Your Source for Toronto Urban Life

We here at like to think that we are for the most part “up” on new music and that not too much gets by our ears. But then we’re thoroughly gorilla-slapped back to reality when we find out about music like this, months after it’s initial release. Wildflowers is an album that will almost instantly bring you back to an earlier time (namely the early 70’s) when music was lush and could single-handedly bring you to another level. Combining elements of funk, jazz, soul and rock, Wildflowers is able to effortlessly capture the essence of what made that era so great. A live instrumental album by some extremely talented musicians, fifteen in total, it makes for an excellent listen when you just want to sit back, zone-out, and not do a damn thing. Very cool.
Rewind Worthy: “Get Thy Bearings,” “Sucker Punch,” “The Shadows Of Leaves” and “Wildflowers.”

Connie Price

L.A. Weekly – July 8, 2005
Connie Price & the Keystones, Egon at Temple Bar.

Stones Throw Records’ estimable arbiter of good taste Egon throws two parties to celebrate the release of Cold Heat — Heavy Funk Rarities, the funktastic follow-up to the label’s justly acclaimed The Funky 16 Corners compilation, a veritable mine of unheeded funk gold by ’60s and ’70s combos from all over the U.S.A. The new disc uncovers further great stuff from some of the bands featured on The Funky 16 Corners and brings on several previously unheard others, in a memorabilia-packed set complete with a 28-page booklet and tons of priceless period pics.

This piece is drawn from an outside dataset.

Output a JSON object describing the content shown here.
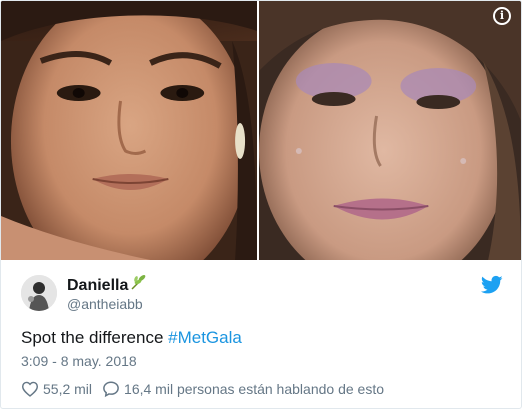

Tonight, L.A.’s crucial Connie Price & the Keystones perform songs from the comps as well as their own originals, and Egon will deejay. At Star Shoes on Saturday, renowned Northern Soul DJ/compiler Keb Darge flies in for his first-ever set in California. (John Payne)

Impose Magazine
Vol. IV, issue #17 (March/April)

Connie Price and the Keystones

There’s been a second coming among underground funk lovers, with new labels popping up faster than you can say James Brown. And while a good portion of the revenue upstarts like Now-Again bring in is due to re-releasing hard to find classics, it’s also inspired a new generation of musicians to embrace the funk. Drummer Connie Price and Breakestra guitarist Dan Ubick have assembled a cast of characters that can create aural landscapes using live instruments nearly as well as Ubick has with the help of technology in the past. Lot’s of wah-pedal guitar and thumping bass are what drives Wildflowers, but this isn’t straight funk JB’s style; it’s heavily infused in Jazz, Afrobeat, soul, and, according to Ubick, late 60s/early 70s movie soundtracks. The trumpet work of Daptone recording artist Todd M. Simon is nothing short of amazing, displaying a range from the swing to psychedelic era’s of jazz. The Wurlitzer, Moog and Rhodes laid down throughout sets the perfect ambiance for every mood shift, but never feels forced or worse yet, incompetently played like often is the case when working with such distinctly toned instruments. The soundtrack quality will be evident once you put on the record and realize every beat is following you closely no matter what the scenario. It slowly becomes background music for your ride; it doesn’t matter where you’re going, because no matter where, you won’t stop bobbin’ your head. –DE